The dolls, in fact, are alive, and, as cute and unassuming as they can be, they don't take kindly to being mistreated or disrespected. As the no-good adult population dwindles, each one of them getting what's coming to them, fast friends Judy and Ralph try to keep their calm as they investigate Gabriel's basement toy shop. Impressive special effects (for 1987) bring the dolls to believable, often malicious life, with Gordon nicely blending stop-motion with animatronics. Violence comes in frequent bursts, and the murder setpieces are inventive without being too graphic or nasty. A sequence involving toy soldiers who blow their horns and sound the drums before popping Enid full of lead is a highlight, as is a vicious, much-deserved attack on Rosemary from all sides. When David returns to bed, cuddling up next to his now-dead spouse as the blood from her wounds leaks through the bedsheet and just out of his eyesight, it is a delightfully twisted moment. The transformation of one of the characters into a Punch doll is also beautifully perverse.
"Dolls" is as warm and sincere as it is dastardly and spooky. Laced in crimson, its messagesabout one's fleeting innocence, about never losing one's sense of wonder, about always keeping the good memories of one's childhood aliveremain well-meaning and pure of heart.
"Dolls" makes its high-def premiere with a 1080p transfer that is as good as this film has ever looked. A top-to-bottom restoration could have assisted in cleaning up the picture's fairly consistent, albeit minor, specks of dirt, but fortunately there are no more prominent or egregious instances of damage. What is hugely improved is the image's uptick in grain resolve and clarity. Facial features and background details that have never been glimpsed before are on view, while the atmospheric beauty of the art direction and cinematography come alive. The color scheme is especially gorgeous, reminding in some scenes of the deep, bold hues of Dario Argento's "Suspiria." The 5.1 DTS-HD Master Audio is front-heavy and a handful of moments of dialogue and sound have a hollow core. These are few and far between, however. With expectations tempered, this is an effective sound mix. A 2.0 audio track is also graciously included.

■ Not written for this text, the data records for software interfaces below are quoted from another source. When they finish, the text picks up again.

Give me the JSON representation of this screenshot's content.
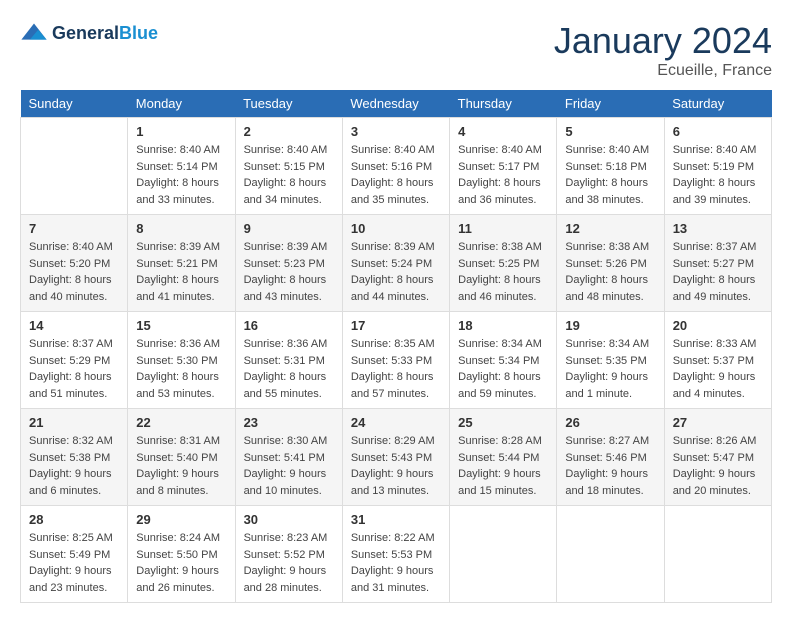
{
  "header": {
    "logo_line1": "General",
    "logo_line2": "Blue",
    "month_year": "January 2024",
    "location": "Ecueille, France"
  },
  "weekdays": [
    "Sunday",
    "Monday",
    "Tuesday",
    "Wednesday",
    "Thursday",
    "Friday",
    "Saturday"
  ],
  "weeks": [
    [
      {
        "day": "",
        "sunrise": "",
        "sunset": "",
        "daylight": ""
      },
      {
        "day": "1",
        "sunrise": "Sunrise: 8:40 AM",
        "sunset": "Sunset: 5:14 PM",
        "daylight": "Daylight: 8 hours and 33 minutes."
      },
      {
        "day": "2",
        "sunrise": "Sunrise: 8:40 AM",
        "sunset": "Sunset: 5:15 PM",
        "daylight": "Daylight: 8 hours and 34 minutes."
      },
      {
        "day": "3",
        "sunrise": "Sunrise: 8:40 AM",
        "sunset": "Sunset: 5:16 PM",
        "daylight": "Daylight: 8 hours and 35 minutes."
      },
      {
        "day": "4",
        "sunrise": "Sunrise: 8:40 AM",
        "sunset": "Sunset: 5:17 PM",
        "daylight": "Daylight: 8 hours and 36 minutes."
      },
      {
        "day": "5",
        "sunrise": "Sunrise: 8:40 AM",
        "sunset": "Sunset: 5:18 PM",
        "daylight": "Daylight: 8 hours and 38 minutes."
      },
      {
        "day": "6",
        "sunrise": "Sunrise: 8:40 AM",
        "sunset": "Sunset: 5:19 PM",
        "daylight": "Daylight: 8 hours and 39 minutes."
      }
    ],
    [
      {
        "day": "7",
        "sunrise": "Sunrise: 8:40 AM",
        "sunset": "Sunset: 5:20 PM",
        "daylight": "Daylight: 8 hours and 40 minutes."
      },
      {
        "day": "8",
        "sunrise": "Sunrise: 8:39 AM",
        "sunset": "Sunset: 5:21 PM",
        "daylight": "Daylight: 8 hours and 41 minutes."
      },
      {
        "day": "9",
        "sunrise": "Sunrise: 8:39 AM",
        "sunset": "Sunset: 5:23 PM",
        "daylight": "Daylight: 8 hours and 43 minutes."
      },
      {
        "day": "10",
        "sunrise": "Sunrise: 8:39 AM",
        "sunset": "Sunset: 5:24 PM",
        "daylight": "Daylight: 8 hours and 44 minutes."
      },
      {
        "day": "11",
        "sunrise": "Sunrise: 8:38 AM",
        "sunset": "Sunset: 5:25 PM",
        "daylight": "Daylight: 8 hours and 46 minutes."
      },
      {
        "day": "12",
        "sunrise": "Sunrise: 8:38 AM",
        "sunset": "Sunset: 5:26 PM",
        "daylight": "Daylight: 8 hours and 48 minutes."
      },
      {
        "day": "13",
        "sunrise": "Sunrise: 8:37 AM",
        "sunset": "Sunset: 5:27 PM",
        "daylight": "Daylight: 8 hours and 49 minutes."
      }
    ],
    [
      {
        "day": "14",
        "sunrise": "Sunrise: 8:37 AM",
        "sunset": "Sunset: 5:29 PM",
        "daylight": "Daylight: 8 hours and 51 minutes."
      },
      {
        "day": "15",
        "sunrise": "Sunrise: 8:36 AM",
        "sunset": "Sunset: 5:30 PM",
        "daylight": "Daylight: 8 hours and 53 minutes."
      },
      {
        "day": "16",
        "sunrise": "Sunrise: 8:36 AM",
        "sunset": "Sunset: 5:31 PM",
        "daylight": "Daylight: 8 hours and 55 minutes."
      },
      {
        "day": "17",
        "sunrise": "Sunrise: 8:35 AM",
        "sunset": "Sunset: 5:33 PM",
        "daylight": "Daylight: 8 hours and 57 minutes."
      },
      {
        "day": "18",
        "sunrise": "Sunrise: 8:34 AM",
        "sunset": "Sunset: 5:34 PM",
        "daylight": "Daylight: 8 hours and 59 minutes."
      },
      {
        "day": "19",
        "sunrise": "Sunrise: 8:34 AM",
        "sunset": "Sunset: 5:35 PM",
        "daylight": "Daylight: 9 hours and 1 minute."
      },
      {
        "day": "20",
        "sunrise": "Sunrise: 8:33 AM",
        "sunset": "Sunset: 5:37 PM",
        "daylight": "Daylight: 9 hours and 4 minutes."
      }
    ],
    [
      {
        "day": "21",
        "sunrise": "Sunrise: 8:32 AM",
        "sunset": "Sunset: 5:38 PM",
        "daylight": "Daylight: 9 hours and 6 minutes."
      },
      {
        "day": "22",
        "sunrise": "Sunrise: 8:31 AM",
        "sunset": "Sunset: 5:40 PM",
        "daylight": "Daylight: 9 hours and 8 minutes."
      },
      {
        "day": "23",
        "sunrise": "Sunrise: 8:30 AM",
        "sunset": "Sunset: 5:41 PM",
        "daylight": "Daylight: 9 hours and 10 minutes."
      },
      {
        "day": "24",
        "sunrise": "Sunrise: 8:29 AM",
        "sunset": "Sunset: 5:43 PM",
        "daylight": "Daylight: 9 hours and 13 minutes."
      },
      {
        "day": "25",
        "sunrise": "Sunrise: 8:28 AM",
        "sunset": "Sunset: 5:44 PM",
        "daylight": "Daylight: 9 hours and 15 minutes."
      },
      {
        "day": "26",
        "sunrise": "Sunrise: 8:27 AM",
        "sunset": "Sunset: 5:46 PM",
        "daylight": "Daylight: 9 hours and 18 minutes."
      },
      {
        "day": "27",
        "sunrise": "Sunrise: 8:26 AM",
        "sunset": "Sunset: 5:47 PM",
        "daylight": "Daylight: 9 hours and 20 minutes."
      }
    ],
    [
      {
        "day": "28",
        "sunrise": "Sunrise: 8:25 AM",
        "sunset": "Sunset: 5:49 PM",
        "daylight": "Daylight: 9 hours and 23 minutes."
      },
      {
        "day": "29",
        "sunrise": "Sunrise: 8:24 AM",
        "sunset": "Sunset: 5:50 PM",
        "daylight": "Daylight: 9 hours and 26 minutes."
      },
      {
        "day": "30",
        "sunrise": "Sunrise: 8:23 AM",
        "sunset": "Sunset: 5:52 PM",
        "daylight": "Daylight: 9 hours and 28 minutes."
      },
      {
        "day": "31",
        "sunrise": "Sunrise: 8:22 AM",
        "sunset": "Sunset: 5:53 PM",
        "daylight": "Daylight: 9 hours and 31 minutes."
      },
      {
        "day": "",
        "sunrise": "",
        "sunset": "",
        "daylight": ""
      },
      {
        "day": "",
        "sunrise": "",
        "sunset": "",
        "daylight": ""
      },
      {
        "day": "",
        "sunrise": "",
        "sunset": "",
        "daylight": ""
      }
    ]
  ]
}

- Audio Commentary with director Stuart Gordon and writer Ed Naha
- Audio Commentary with actors Stephen Lee, Carrie Lorraine, Carolyn Purdy-Gordon and Ian Patrick Williams
- "Toys of Terror: The Making of Dolls" Featurette (38:22, HD)
- Film-to-Storyboard Comparison (8:21, HD)
- Theatrical Trailer (2:32, HD)
- Still Gallery (4:11, HD)
Scream Factory's Collector's Edition Blu-ray release of "Dolls" does not disappoint. This was a childhood favorite of mine, and so it was a true thrill to see it treated so well. Arriving with all of the holdover special features from the old MGM DVD and a brand-new documentary featuring cast and crew reminiscing on the film (it was great to also see an "In Memory" card for actor Stephen Lee, who passed away earlier in 2014), this is a fairly definitive release and one that fans will need in their collection. Highly recommended.
|© 2014 by Dustin Putman||